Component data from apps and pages

--- START ---

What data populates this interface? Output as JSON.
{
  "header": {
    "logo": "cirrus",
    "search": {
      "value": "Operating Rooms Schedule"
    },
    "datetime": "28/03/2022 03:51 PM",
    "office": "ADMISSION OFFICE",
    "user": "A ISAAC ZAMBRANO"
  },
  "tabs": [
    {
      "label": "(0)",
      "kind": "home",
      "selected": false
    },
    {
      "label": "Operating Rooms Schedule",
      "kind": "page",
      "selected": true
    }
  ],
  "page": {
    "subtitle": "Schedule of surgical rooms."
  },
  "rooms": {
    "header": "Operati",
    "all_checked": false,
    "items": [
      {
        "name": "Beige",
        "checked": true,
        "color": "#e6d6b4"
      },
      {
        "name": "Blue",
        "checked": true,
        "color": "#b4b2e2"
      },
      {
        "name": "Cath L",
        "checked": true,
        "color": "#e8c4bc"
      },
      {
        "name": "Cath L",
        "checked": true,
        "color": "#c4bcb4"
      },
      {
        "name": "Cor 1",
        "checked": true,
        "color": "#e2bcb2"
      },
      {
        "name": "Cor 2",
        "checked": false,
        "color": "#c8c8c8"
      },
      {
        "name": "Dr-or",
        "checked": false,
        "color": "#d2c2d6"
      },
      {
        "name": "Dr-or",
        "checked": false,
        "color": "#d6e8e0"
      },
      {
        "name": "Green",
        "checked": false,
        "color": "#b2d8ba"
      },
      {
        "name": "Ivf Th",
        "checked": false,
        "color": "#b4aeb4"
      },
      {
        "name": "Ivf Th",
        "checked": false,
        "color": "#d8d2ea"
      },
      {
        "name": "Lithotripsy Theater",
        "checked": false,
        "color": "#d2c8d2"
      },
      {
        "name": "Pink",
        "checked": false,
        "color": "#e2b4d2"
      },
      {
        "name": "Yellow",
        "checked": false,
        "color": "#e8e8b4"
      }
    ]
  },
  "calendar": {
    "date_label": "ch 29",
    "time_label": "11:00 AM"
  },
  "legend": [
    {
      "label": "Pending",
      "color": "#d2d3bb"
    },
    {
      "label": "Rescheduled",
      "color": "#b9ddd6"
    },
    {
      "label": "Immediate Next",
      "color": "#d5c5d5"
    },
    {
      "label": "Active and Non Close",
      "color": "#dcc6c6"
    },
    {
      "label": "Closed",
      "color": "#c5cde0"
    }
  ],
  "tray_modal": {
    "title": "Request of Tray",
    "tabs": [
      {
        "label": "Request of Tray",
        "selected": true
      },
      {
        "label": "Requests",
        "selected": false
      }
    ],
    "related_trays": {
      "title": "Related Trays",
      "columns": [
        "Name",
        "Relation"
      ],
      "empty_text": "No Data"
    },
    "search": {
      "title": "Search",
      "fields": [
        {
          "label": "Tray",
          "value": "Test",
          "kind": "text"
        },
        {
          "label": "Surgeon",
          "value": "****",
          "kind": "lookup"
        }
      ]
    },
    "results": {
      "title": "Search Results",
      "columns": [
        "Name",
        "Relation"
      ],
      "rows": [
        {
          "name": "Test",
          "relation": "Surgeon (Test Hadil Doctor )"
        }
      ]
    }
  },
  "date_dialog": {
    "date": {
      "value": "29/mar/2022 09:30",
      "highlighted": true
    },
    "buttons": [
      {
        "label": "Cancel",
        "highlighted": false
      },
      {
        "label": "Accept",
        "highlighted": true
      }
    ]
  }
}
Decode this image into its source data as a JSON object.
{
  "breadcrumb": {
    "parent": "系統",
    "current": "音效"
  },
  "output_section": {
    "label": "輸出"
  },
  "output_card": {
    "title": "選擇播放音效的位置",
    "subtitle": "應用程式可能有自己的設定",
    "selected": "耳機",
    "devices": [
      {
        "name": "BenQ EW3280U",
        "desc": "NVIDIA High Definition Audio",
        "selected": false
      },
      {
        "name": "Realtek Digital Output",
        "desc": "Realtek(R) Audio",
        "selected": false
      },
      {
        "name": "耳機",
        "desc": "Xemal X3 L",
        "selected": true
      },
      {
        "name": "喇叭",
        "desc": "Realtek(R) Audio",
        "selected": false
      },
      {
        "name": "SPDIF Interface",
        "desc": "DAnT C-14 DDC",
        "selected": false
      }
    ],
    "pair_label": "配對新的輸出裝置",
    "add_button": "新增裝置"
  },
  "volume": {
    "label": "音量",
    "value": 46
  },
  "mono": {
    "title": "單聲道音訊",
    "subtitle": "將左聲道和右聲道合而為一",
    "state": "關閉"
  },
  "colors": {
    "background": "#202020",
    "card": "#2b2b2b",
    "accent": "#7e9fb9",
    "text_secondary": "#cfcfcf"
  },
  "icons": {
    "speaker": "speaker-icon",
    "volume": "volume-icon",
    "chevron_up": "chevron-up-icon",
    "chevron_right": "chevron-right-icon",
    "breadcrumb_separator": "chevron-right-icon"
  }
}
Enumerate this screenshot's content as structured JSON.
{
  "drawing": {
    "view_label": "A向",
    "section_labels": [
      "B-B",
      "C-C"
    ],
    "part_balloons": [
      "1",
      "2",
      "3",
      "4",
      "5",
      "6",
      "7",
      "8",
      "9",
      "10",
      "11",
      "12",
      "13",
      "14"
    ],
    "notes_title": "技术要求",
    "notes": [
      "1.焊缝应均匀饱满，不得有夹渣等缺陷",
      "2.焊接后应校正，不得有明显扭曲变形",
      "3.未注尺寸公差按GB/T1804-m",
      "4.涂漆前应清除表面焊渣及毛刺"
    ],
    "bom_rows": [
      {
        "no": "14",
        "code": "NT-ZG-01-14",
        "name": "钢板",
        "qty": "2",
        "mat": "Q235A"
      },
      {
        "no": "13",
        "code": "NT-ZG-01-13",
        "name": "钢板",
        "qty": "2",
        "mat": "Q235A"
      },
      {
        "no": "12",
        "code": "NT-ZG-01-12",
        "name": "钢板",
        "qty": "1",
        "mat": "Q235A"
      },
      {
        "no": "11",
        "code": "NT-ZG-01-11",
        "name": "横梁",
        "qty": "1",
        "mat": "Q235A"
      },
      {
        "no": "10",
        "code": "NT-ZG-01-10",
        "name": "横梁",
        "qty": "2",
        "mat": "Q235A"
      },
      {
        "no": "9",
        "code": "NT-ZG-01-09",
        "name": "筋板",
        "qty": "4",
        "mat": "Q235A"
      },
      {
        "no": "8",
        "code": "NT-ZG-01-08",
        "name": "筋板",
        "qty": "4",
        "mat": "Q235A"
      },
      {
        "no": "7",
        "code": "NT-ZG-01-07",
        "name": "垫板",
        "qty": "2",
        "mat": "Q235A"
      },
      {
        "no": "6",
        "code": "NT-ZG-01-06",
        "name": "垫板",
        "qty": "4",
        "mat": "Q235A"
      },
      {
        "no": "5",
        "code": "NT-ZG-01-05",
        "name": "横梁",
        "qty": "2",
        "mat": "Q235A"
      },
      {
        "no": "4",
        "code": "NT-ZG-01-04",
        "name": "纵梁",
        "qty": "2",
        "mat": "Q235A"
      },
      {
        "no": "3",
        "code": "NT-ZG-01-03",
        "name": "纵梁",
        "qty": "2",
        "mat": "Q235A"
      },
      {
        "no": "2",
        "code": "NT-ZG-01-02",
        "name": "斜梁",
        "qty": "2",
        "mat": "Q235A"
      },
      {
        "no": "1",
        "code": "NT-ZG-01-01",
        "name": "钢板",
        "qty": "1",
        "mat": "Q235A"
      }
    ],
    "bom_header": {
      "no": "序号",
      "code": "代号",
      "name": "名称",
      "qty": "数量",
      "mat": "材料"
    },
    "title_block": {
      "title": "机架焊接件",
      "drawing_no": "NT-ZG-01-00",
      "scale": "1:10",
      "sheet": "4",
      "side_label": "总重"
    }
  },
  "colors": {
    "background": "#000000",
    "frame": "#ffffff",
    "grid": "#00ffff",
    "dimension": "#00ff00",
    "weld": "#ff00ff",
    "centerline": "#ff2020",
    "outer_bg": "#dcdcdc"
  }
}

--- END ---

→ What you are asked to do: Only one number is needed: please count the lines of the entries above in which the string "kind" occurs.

→ Response: 4